As an extension to “decide what to ignore,” finding your own ways to make music is also a great route to individuality. Working out weird new things to sample, time signatures to work in, odd hardware configurations, mutations and fusions of otherwise un-connected styles will all help set you apart from the pack. Your sound is a reflection of you. So, who are you?
Take inspiration, don’t clone.
Often at the beginning of your production career your hunger will be fueled by producers who have inspired you. You want to make music because of the way their music makes you feel (in my case it was El-B). In the process of getting up an running, you might well find yourself in a phase where you – consciously or subconsciously – start to sound like them. This is normal but you should probably get over it as quickly as possible. Honestly you should, no one is going to play weak clones of Burial and your J-Dilla tribute? They're not.
Now I’m all in favour of “scenius,” the idea of producers collectively vibeing off each other, that a scene works as a hive, honestly I think it’s vital. And equally while some individuals contribute more than others, few exist in a vacuum: they are just probably less overt with their influences than others. So my advice is look deeper into what inspired you about the producer in the first place and look deeper into a few others, then combine them in your own, unique way. Then it’s greater than the sum of its parts.
When I say “look deeper,” here’s an example. My inspiration was El-B circa 2000, so a cloner’s approach would be: right, let’s get a woodblock and put it on the 2 & 4, few hats & kicks, maybe get a bassline and some r&b vocal samples. There: a shit Ghost clone.
Instead, I’d say what I loved about Ghost records was their delicious sense of tension, perfectly balanced between dark and light. Their juxtaposition of masculine and feminine, rude and gentle. Finally they were percussively funky, all swung and skippy, i.e. they had elements off the grid. Now all these learnings can be applied in quite varied contexts, tempos and to different sounds, arrangements and types of percussion. Do this and it won’t sound like a Ghost clone but it might be in part inspired by it. The other part inspiration is all yours.
Same applies to jazz. Jazzy = shit sax sample, walking double bass line, failed attempt at sophistication. Jazz-inspired: use of free improv melodies, live interaction between different elements in the track, a free spirit & mind.
Get honest feedback
This is useful once you get up and running. I had this teacher at school that said “your first idea will be your worst one” and while it may not be incontrovertibly true, it stuck with me. Certainly when I’m first sent unreleased tracks by producers I can hear if someone’s "got something" but they invariably get better over time. Having someone near you who can give honest feedback can help you make this progression. Super famous DJs will probably be too busy to give you detailed feedback, but a good A&R, producer or DJ you connect with should be able to help. If it sometimes hurts a bit, it may end up being useful in the end.

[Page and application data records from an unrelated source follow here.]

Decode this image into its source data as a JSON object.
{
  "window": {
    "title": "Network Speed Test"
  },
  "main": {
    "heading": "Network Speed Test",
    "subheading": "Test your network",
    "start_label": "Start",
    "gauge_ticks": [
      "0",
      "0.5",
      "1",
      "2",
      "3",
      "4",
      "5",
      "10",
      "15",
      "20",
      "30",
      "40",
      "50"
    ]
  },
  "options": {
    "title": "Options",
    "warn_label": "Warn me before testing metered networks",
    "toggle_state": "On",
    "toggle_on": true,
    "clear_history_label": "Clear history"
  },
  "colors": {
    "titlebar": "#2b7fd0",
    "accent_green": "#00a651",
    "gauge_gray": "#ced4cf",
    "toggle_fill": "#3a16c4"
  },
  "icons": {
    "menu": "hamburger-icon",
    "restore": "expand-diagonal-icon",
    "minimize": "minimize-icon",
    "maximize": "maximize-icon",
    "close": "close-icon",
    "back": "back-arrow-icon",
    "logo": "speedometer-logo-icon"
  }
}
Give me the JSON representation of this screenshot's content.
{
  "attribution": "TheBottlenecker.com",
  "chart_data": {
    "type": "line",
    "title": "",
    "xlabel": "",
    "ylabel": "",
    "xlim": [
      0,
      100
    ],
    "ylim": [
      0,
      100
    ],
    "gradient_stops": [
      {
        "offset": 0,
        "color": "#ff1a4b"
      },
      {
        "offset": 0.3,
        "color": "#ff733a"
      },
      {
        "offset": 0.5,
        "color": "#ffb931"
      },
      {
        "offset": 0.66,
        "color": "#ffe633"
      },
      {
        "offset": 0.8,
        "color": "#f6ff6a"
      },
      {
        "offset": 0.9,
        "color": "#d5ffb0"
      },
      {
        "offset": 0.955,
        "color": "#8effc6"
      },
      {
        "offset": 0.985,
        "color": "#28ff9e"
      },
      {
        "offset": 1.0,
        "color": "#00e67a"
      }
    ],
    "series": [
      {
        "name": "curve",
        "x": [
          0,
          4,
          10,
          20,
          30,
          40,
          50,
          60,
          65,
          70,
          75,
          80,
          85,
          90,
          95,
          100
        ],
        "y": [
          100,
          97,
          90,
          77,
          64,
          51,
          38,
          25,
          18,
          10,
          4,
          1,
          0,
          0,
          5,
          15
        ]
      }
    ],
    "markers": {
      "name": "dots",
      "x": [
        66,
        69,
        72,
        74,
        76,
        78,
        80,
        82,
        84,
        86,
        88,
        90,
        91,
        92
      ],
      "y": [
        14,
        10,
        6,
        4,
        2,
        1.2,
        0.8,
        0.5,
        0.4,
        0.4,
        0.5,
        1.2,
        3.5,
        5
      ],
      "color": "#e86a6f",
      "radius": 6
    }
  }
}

Be in it for the right reasons.
Learning to produce well and find your sound takes ages: years of dedication at the expense of other things that are more fun like drinking, clubbing, sex, drugs and Xbox. It’s also a terrible way to make money: people don’t buy music anymore. You can make more money DJing for 1 hour than a four track EP makes in a year, and four good tracks could take you months to write. Now as Bun Zero points out, as a DJ you increasingly need to produce to "make it," so the two path's are interlinked, but making it as a DJ is a separate article entirely. So my position is: make music because you love it; honestly it’s not a good “career” move and if you write beats from your bank balance not your heart, people can tell.
[UPDATE:] Buy monitors
Hear your sound. Nuff said.
I think that’s enough for now. Other follow up topics are kinda subsequent issues to the above, so I’ll leave them for now, but they include in no particular order…
- Sound sources – VSTs, hardware etc
- Getting your music “out there”
- Publishing, Distribution, PRS/PPL, licencing and other industry issues.
- others I'm sure I'll think of later...